  16. (..continued ..) RecentDevelopments in DepositProtection  From Paybox to Risk Minimisation Mandate Several deposit insurers have had their mandates widened from paybox to loss minimizer, or risk minimizer thereby, in the latter role, assuming an explicit financial stability mandate involving offsite & where necessary, on-site special examinations as well as assuming a full suite of resolution powers (e.g. Kenya & Nigeria). Flat Premium Rate versus Risk-Based Premium Rate Risk-based premium regimes foster discipline among institutions. Single Customer View Concept Historically, most deposit insurers faced challenges when making reimbursements due to lack of access to depositor records in advance & poor quality of depositor records at banks. Some have proactively introduced mandatory reconfiguration of banking institutions’ IT infrastructure to provide a single customer view (SCV) perspective.   4/8/15 16
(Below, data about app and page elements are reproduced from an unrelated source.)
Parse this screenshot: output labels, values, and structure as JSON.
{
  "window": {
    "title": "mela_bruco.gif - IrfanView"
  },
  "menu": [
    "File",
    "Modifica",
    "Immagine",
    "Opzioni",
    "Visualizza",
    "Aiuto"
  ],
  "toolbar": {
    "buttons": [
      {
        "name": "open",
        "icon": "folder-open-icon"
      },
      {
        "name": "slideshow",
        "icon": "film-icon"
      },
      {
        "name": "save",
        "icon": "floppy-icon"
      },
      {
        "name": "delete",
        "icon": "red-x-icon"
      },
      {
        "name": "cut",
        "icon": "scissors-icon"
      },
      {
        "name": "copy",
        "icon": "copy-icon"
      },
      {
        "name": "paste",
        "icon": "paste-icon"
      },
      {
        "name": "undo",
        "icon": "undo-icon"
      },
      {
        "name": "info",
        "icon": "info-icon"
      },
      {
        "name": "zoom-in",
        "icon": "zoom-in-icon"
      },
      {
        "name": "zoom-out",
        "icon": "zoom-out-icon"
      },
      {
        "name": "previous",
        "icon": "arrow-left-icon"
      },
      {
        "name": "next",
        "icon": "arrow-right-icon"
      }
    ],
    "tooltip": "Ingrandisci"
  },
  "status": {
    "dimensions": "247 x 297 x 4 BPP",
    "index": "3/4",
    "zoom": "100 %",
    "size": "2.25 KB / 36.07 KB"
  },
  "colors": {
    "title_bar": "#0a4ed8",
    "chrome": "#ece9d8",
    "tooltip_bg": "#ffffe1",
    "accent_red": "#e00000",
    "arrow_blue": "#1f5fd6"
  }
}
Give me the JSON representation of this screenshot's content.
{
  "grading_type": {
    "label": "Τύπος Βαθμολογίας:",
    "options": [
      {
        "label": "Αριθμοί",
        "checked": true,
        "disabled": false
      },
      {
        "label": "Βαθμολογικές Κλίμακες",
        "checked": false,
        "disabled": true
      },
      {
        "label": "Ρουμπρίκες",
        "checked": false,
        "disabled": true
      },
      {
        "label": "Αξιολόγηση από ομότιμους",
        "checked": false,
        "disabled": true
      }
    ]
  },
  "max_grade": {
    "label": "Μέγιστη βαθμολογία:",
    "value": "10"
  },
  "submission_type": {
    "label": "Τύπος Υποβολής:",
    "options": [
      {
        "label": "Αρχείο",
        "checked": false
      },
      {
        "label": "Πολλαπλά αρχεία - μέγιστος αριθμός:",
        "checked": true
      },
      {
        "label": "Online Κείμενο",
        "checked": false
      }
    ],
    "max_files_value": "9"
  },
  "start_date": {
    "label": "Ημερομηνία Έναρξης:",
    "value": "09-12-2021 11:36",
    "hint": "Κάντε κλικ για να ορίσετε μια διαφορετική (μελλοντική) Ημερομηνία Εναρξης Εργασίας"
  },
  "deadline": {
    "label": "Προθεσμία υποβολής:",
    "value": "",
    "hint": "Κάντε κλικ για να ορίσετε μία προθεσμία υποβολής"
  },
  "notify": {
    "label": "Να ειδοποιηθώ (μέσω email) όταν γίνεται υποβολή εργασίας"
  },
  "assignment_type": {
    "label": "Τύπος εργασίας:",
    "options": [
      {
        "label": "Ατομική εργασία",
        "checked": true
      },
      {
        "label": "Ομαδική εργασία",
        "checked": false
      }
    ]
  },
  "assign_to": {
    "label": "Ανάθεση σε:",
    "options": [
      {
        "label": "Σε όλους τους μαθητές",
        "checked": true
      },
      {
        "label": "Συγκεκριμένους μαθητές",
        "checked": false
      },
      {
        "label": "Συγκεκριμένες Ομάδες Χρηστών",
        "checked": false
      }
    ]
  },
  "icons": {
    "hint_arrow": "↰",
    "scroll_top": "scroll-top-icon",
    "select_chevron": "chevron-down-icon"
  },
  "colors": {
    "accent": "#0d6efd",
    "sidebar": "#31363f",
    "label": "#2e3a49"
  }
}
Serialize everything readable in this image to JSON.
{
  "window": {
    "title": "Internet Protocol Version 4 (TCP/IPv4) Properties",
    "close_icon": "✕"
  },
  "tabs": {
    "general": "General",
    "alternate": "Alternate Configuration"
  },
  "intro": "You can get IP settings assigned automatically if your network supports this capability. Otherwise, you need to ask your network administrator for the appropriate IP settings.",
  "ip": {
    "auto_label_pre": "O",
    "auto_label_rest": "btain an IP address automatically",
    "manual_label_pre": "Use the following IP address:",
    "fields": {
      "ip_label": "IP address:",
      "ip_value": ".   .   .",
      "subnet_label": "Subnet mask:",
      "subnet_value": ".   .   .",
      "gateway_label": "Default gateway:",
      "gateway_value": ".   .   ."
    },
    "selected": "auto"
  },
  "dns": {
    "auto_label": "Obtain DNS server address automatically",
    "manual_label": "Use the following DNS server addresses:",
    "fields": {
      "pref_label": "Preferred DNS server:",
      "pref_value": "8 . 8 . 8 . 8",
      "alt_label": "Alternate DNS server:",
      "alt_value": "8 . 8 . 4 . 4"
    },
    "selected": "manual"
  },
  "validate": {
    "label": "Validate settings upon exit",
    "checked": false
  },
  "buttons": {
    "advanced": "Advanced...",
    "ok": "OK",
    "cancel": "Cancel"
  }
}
  17. Challenges In carrying out its duties, the Corporation has encountered the following challenges: There are material deficiencies in the current problem-bank resolution framework militating against attainment of finality and speedy resolution of failing or failed institutions. In some jurisdictions, litigation by former shareholders does not result in suspension of corrective remedial actions as compensation for proven breaches is pecuniary and not annulment of corrective orders and enforcement actions. Currently the appointment of the Corporation as a Liquidator is still subject to confirmation by the courts. Proposed amendments have been submitted to the Ministry of Finance.    4/8/15

  18. ConcludingRemarks Establishment of an explicit DPS in Zimbabwe in 2003 was a major milestone which ushered in explicit rules and regulations clarifying Government’s obligation to depositors in the event of a bank failure. Since the GFC, the role of financial safety nets, deposit protection included, attracted greater attention, and are currently subject of on-going reforms, including clearer focus on financial stability via adoption of risk minimization mandate. Following assumption of risk minimisation mandate by DPC, there is need to mentor specialists in: deposit protection, special bank examinations and problem bank resolution befitting of a competent risk minimisation deposit insurer and in line with the Corporation’s quest to be center of excellence in deposit protection. In conclusion, a DPS protects depositors, promotes financial inclusion, financial stability and ultimately, economic prosperity. 4/8/15

  19. -THANKYOU-